> [Your goal]: Whenever a line in the entries below contains "JSON", copy that line.

Records drawn from a dataset:

• • • • •

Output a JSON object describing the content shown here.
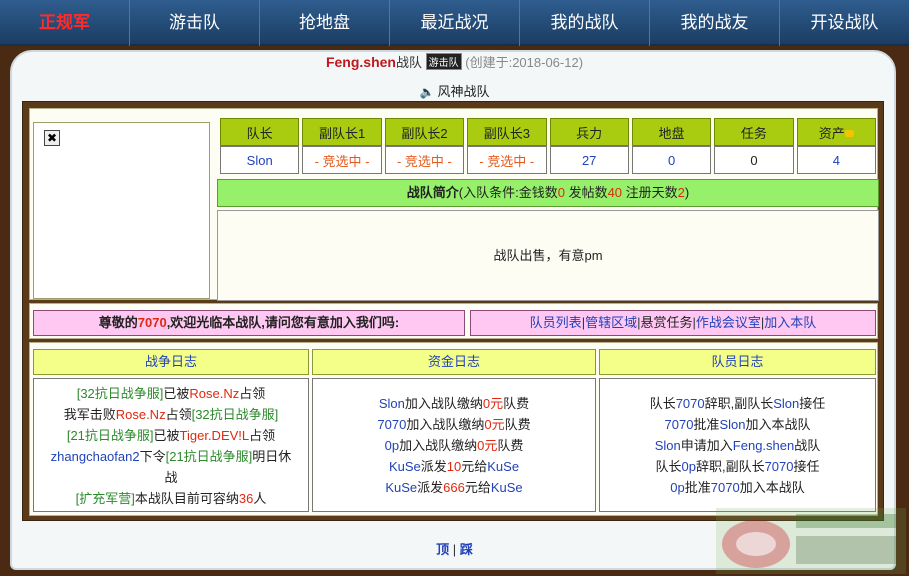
{
  "nav": {
    "items": [
      {
        "label": "正规军",
        "active": true
      },
      {
        "label": "游击队"
      },
      {
        "label": "抢地盘"
      },
      {
        "label": "最近战况"
      },
      {
        "label": "我的战队"
      },
      {
        "label": "我的战友"
      },
      {
        "label": "开设战队"
      }
    ]
  },
  "header": {
    "leader": "Feng.shen",
    "suffix": "战队",
    "tag": "游击队",
    "created": "(创建于:2018-06-12)",
    "team_name": "风神战队"
  },
  "stats": {
    "headers": [
      "队长",
      "副队长1",
      "副队长2",
      "副队长3",
      "兵力",
      "地盘",
      "任务",
      "资产"
    ],
    "values": [
      "Slon",
      "- 竞选中 -",
      "- 竞选中 -",
      "- 竞选中 -",
      "27",
      "0",
      "0",
      "4"
    ]
  },
  "intro": {
    "title": "战队简介",
    "cond_prefix": "(入队条件:金钱数",
    "money": "0",
    "posts_label": " 发帖数",
    "posts": "40",
    "days_label": " 注册天数",
    "days": "2",
    "cond_suffix": ")",
    "body": "战队出售，有意pm"
  },
  "welcome": {
    "prefix": "尊敬的",
    "user": "7070",
    "suffix": ",欢迎光临本战队,请问您有意加入我们吗:"
  },
  "links": [
    "队员列表",
    "管辖区域",
    "悬赏任务",
    "作战会议室",
    "加入本队"
  ],
  "logs": {
    "war_title": "战争日志",
    "fund_title": "资金日志",
    "member_title": "队员日志",
    "war": [
      {
        "a": "[32抗日战争服]",
        "b": "已被",
        "c": "Rose.Nz",
        "d": "占领"
      },
      {
        "a": "我军击败",
        "b": "Rose.Nz",
        "c": "占领",
        "d": "[32抗日战争服]"
      },
      {
        "a": "[21抗日战争服]",
        "b": "已被",
        "c": "Tiger.DEV!L",
        "d": "占领"
      },
      {
        "a": "zhangchaofan2",
        "b": "下令",
        "c": "[21抗日战争服]",
        "d": "明日休"
      },
      {
        "a": "战"
      },
      {
        "a": "[扩充军营]",
        "b": "本战队目前可容纳",
        "c": "36",
        "d": "人"
      }
    ],
    "fund": [
      {
        "a": "Slon",
        "b": "加入战队缴纳",
        "c": "0元",
        "d": "队费"
      },
      {
        "a": "7070",
        "b": "加入战队缴纳",
        "c": "0元",
        "d": "队费"
      },
      {
        "a": "0p",
        "b": "加入战队缴纳",
        "c": "0元",
        "d": "队费"
      },
      {
        "a": "KuSe",
        "b": "派发",
        "c": "10",
        "d": "元给",
        "e": "KuSe"
      },
      {
        "a": "KuSe",
        "b": "派发",
        "c": "666",
        "d": "元给",
        "e": "KuSe"
      }
    ],
    "member": [
      {
        "a": "队长",
        "b": "7070",
        "c": "辞职,副队长",
        "d": "Slon",
        "e": "接任"
      },
      {
        "a": "7070",
        "b": "批准",
        "c": "Slon",
        "d": "加入本战队"
      },
      {
        "a": "Slon",
        "b": "申请加入",
        "c": "Feng.shen",
        "d": "战队"
      },
      {
        "a": "队长",
        "b": "0p",
        "c": "辞职,副队长",
        "d": "7070",
        "e": "接任"
      },
      {
        "a": "0p",
        "b": "批准",
        "c": "7070",
        "d": "加入本战队"
      }
    ]
  },
  "footer": {
    "top": "顶",
    "bottom": "踩"
  },
  "colors": {
    "nav_bg": "#234a74",
    "stat_header": "#a9cc10",
    "intro_bar": "#96f06a",
    "pink": "#ffc8f2",
    "log_head": "#f4ff8a",
    "frame": "#5b3a1a"
  }
}
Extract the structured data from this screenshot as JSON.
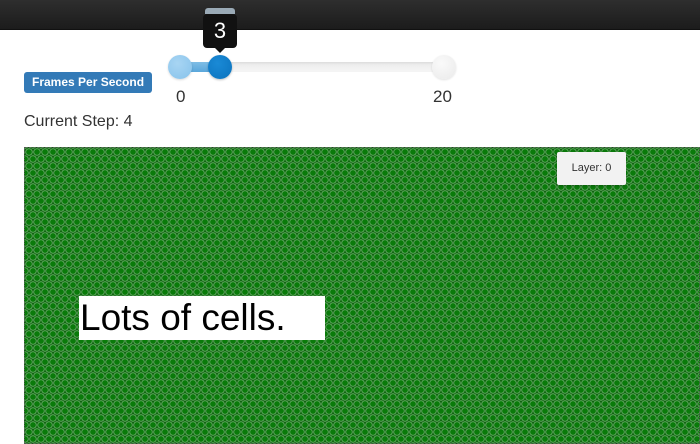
{
  "fps": {
    "label": "Frames Per Second",
    "min": 0,
    "max": 20,
    "value": 3,
    "min_label": "0",
    "max_label": "20",
    "tooltip": "3"
  },
  "status": {
    "current_step": "Current Step: 4"
  },
  "grid": {
    "layer_label": "Layer: 0",
    "caption": "Lots of cells.",
    "cell_color": "#0a7a0a",
    "cell_border_color": "#76b876"
  },
  "colors": {
    "accent": "#337ab7",
    "slider_handle": "#0b72bd",
    "slider_fill": "#5aa7db"
  }
}
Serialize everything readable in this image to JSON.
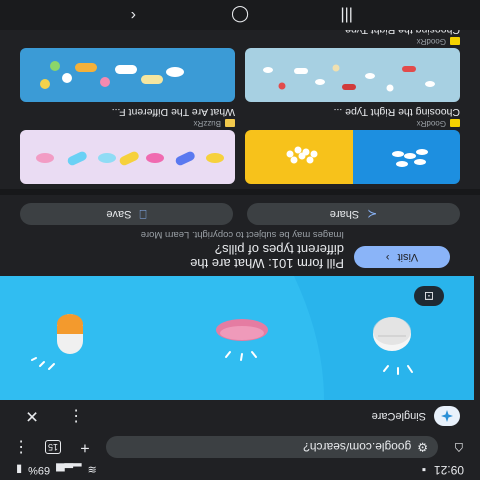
{
  "status_bar": {
    "time": "09:21",
    "battery": "69%"
  },
  "browser": {
    "url": "google.com/search?",
    "tab_count": "15",
    "new_tab_icon": "plus-icon",
    "menu_icon": "more-vert-icon",
    "home_icon": "home-icon"
  },
  "source": {
    "name": "SingleCare",
    "logo_icon": "singlecare-logo"
  },
  "result": {
    "title_line1": "Pill form 101: What are the",
    "title_line2": "different types of pills?",
    "copyright": "Images may be subject to copyright. Learn More",
    "visit_label": "Visit",
    "share_label": "Share",
    "save_label": "Save"
  },
  "related": [
    {
      "source": "GoodRx",
      "title": "Choosing the Right Type ...",
      "fav_color": "#f5d200"
    },
    {
      "source": "BuzzRx",
      "title": "What Are The Different F...",
      "fav_color": "#f2c94c"
    },
    {
      "source": "GoodRx",
      "title": "Choosing the Right Type ...",
      "fav_color": "#f5d200"
    },
    {
      "source": "",
      "title": "",
      "fav_color": ""
    }
  ],
  "colors": {
    "accent": "#8ab4f8",
    "background": "#202124",
    "hero_blue": "#2bb6ee"
  }
}
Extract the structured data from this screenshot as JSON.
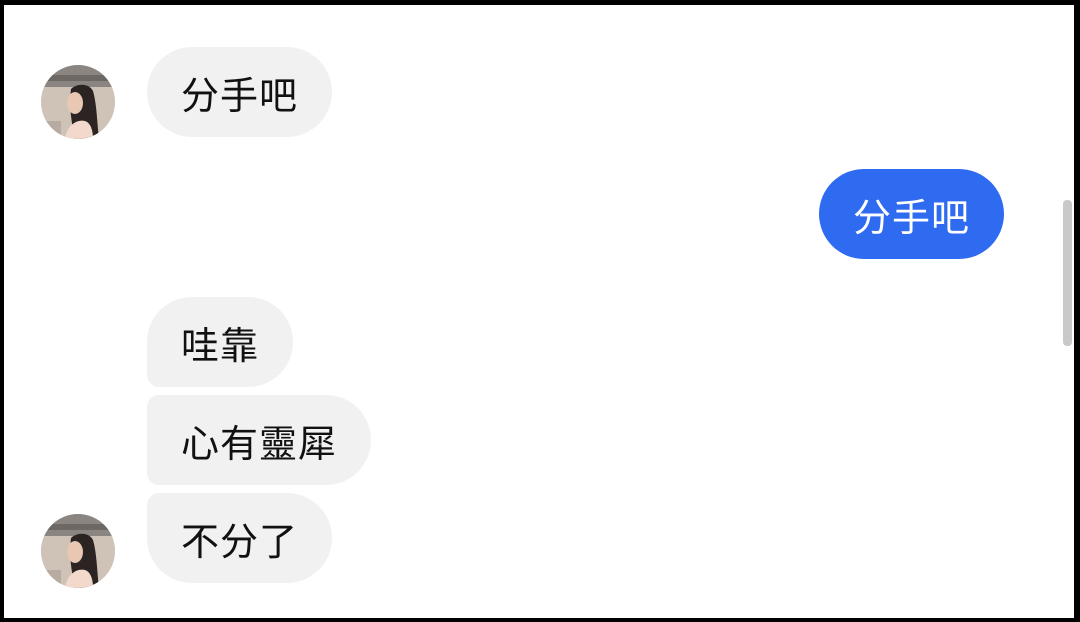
{
  "messages": [
    {
      "sender": "other",
      "text": "分手吧"
    },
    {
      "sender": "me",
      "text": "分手吧"
    },
    {
      "sender": "other",
      "text": "哇靠"
    },
    {
      "sender": "other",
      "text": "心有靈犀"
    },
    {
      "sender": "other",
      "text": "不分了"
    }
  ],
  "colors": {
    "incoming_bubble": "#f1f1f2",
    "outgoing_bubble": "#2f6bf0",
    "background": "#ffffff",
    "frame": "#000000"
  },
  "icons": {
    "avatar": "user-avatar-photo"
  }
}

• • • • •

> [Task result]:
Output a JSON object describing the content shown here.
Extract the structured data from this screenshot as JSON.
Serialize everything readable in this image to JSON.
Extract the structured data from this screenshot as JSON.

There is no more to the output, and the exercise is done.